Sony Music have completed their purchase of Kobalt’s AWAL and Kobalt Neighbouring Rights for $430 million.

In February UK-based independent distributor, owned by Kobalt Music, as well as rights collection agency Kobalt Neighbouring Rights sold to Sony Music for $430 million. Last week, Sony Music confirmed the deal had completed.

As the confirmation of the purchase was announced, UK body Competition and Markets Authority (CMA) opened an investigation into the deal. “The CMA is investigating the completed acquisition by Sony Music Entertainment of the AWAL and Kobalt Neighbouring rights businesses from Kobalt Music Group Limited.” This could prove a difficult hurdle for Sony to overcome. There is currently no set deadline for phase 1 of the decision. The last music industry-related buyout that was investigated by CMA was Hasbro’s acquisition of Entertainment One for $4 billion. The purchase was cleared by CMA at the start of 2020

Sony Music Entertainment (SME) today announced that it has completed its acquisition of AWAL, a leading provider of services to independent recording artists, and Neighbouring Rights, one of the top performance rights collection agencies for artists and independent labels worldwide.
AWAL and Neighbouring Rights will become a new division within SME’s suite of independent artist and label services offerings and will be enhanced by the technology and network of SME’s independent music distribution company, The Orchard. Lonny Olinick will remain AWAL’s CEO.
Prior to the closing of the acquisition, the UK Competition and Markets Authority (CMA) initiated a review of the transaction. SME continues to work closely with the CMA to secure a positive outcome later this year.

Sony Music in a statement
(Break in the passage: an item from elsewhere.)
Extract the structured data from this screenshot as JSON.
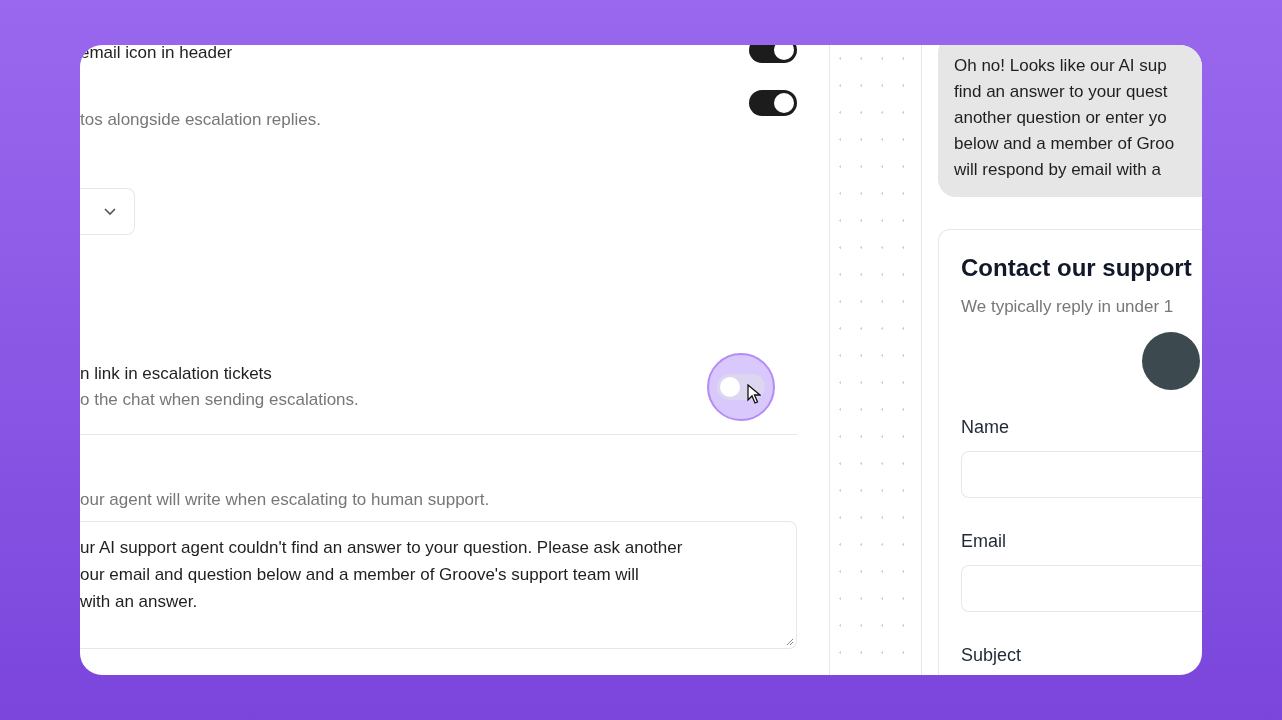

As the industry continues to shifts towards a streaming-first market, the sale shows major labels’ interest in the growing wave of independent artists and labels making a name for themselves without the backing from the likes of Sony, Universal or Warner.

At RouteNote, we are committed to helping independent artists and labels spread their music far and wide, while leaving revenue, rights and control firmly in the hands of the creator.